Water quality and plants
Water quality affects many different things in our world and this includes plants. In particular, houseplants can suffer from poor water quality or from substances added into the water that we are using to provide a drink for those houseplants. There are some houseplants that are not affected very much by water quality while others are greatly affected. We might not see how they are affected, but over time, it adds up in the soil that our houseplants sit in.
The two biggest challenges that houseplants try to overcome are chlorine and fluoride in the drinking water that we may use to water our plants. The pH of the water may also contribute to some of the problems that we may see in our houseplants.
If you are like me, you may be close to setting your houseplants outside for their summer vacation. Of course, we need to wait until the danger of frost is past (May 20 is a good day to start) and even then until we are out of May, keeping a watchful eye on the weather would be a good thing.
If you feel that your houseplant has started to suffer from something in the water or maybe you think it has to do something with the soil; you could be correct on both ideas. When we use water that has chlorine or fluoride in it to water our plants, it tends to build up in the soil. There are some telltale signs of this happening, which include the following: leaves that have green veins but the main parts of a leaf are yellow, brown tips on the leaves of plants, slow or small growth of the plant, shedding lower leaves or wilted leaves even though the soil is wet.
For the most part, chlorine doesn’t cause many problems for plants because of its chemical makeup; it doesn’t last long in soil. In fact, if your water is chlorinated, the best way to handle this type of water is to water your plants as usual but right after you are done watering, fill your water container up again in order to let it sit for a few days before use. The chlorine will dissipate from the water.
Fluoride can build up in the soil of houseplants. This is generally seen as brown tips or edges of leaves of houseplants. Salt toxicity also generates the plant to have brown tips or edges of the leaves. This, too, can be handled by approaching your watering differently.
The most sensitive plants to have chlorine or fluoride build up in the soil or other salts are: spider plant, Easter lily, dracaena, peace lily, parlor palm, prayer plant and freesia. This is because these all have long, slender leaves. These plants are particularly sensitive to fluoride.
To combat any houseplants that already are having some problem from chlorine or fluoride is to flush the soil of the houseplants with rainwater or bottled water. This will help to remove these chemicals from the soil. If the houseplant has really been showing signs of distress, repotting it in new soil would be beneficial.
You may see if you have houseplants that are placed outdoors during the summer that they seem to do better and that is because they will have regular access (hopefully) to rainwater, which also helps to flush salts and chemicals out of the soil.
The key step during the winter is to allow a container of water to sit for a few days before using it on your houseplants in order to reduce the amount of these chemicals going into the soil. It is also important to use little to no fertilizer during the winter months so that we are not adding more salts to the soil, which compounds the problem.

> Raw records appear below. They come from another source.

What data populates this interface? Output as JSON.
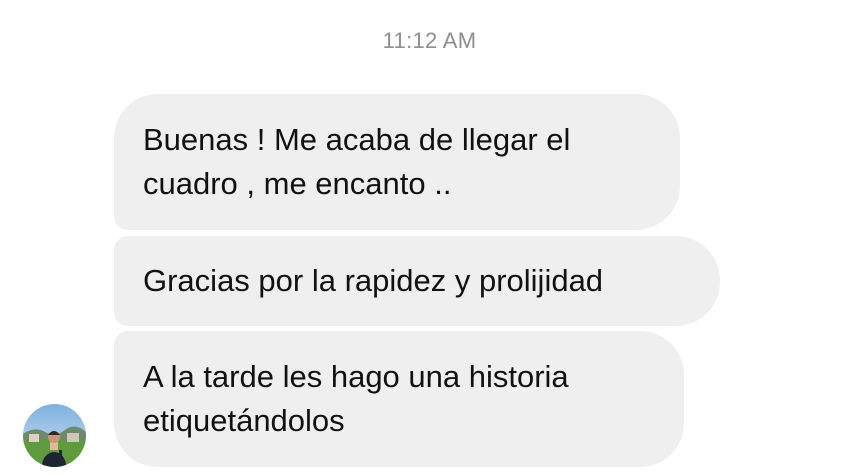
{
  "conversation": {
    "timestamp": "11:12 AM",
    "messages": [
      {
        "lines": [
          "Buenas ! Me acaba de llegar el",
          "cuadro , me encanto .."
        ]
      },
      {
        "lines": [
          "Gracias por la rapidez y prolijidad"
        ]
      },
      {
        "lines": [
          "A la tarde les hago una historia",
          "etiquetándolos"
        ]
      }
    ],
    "sender_avatar": "avatar-photo"
  },
  "colors": {
    "bubble_bg": "#efefef",
    "timestamp_text": "#8e8e93",
    "message_text": "#111111"
  }
}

There are several upcoming gardening classes that are available from the Lyon County Master Gardeners. These classes are being in conjunction with the Marshall-Lyon County Library. Spring Gardening and Lawn Care will be from 10-11a.m., April 23. Kids in the Garden will be from 10-11:15 a.m. (kids ages 6-12), April 30, and Gardening in Small Spaces will be from 6-7p.m., May 19. There is no fee for any of these classes. Sign up is needed for the Kids in the Garden class and residents can sign up at the library. Classes are held at the library.
For more information on gardening, please email me at email@example.com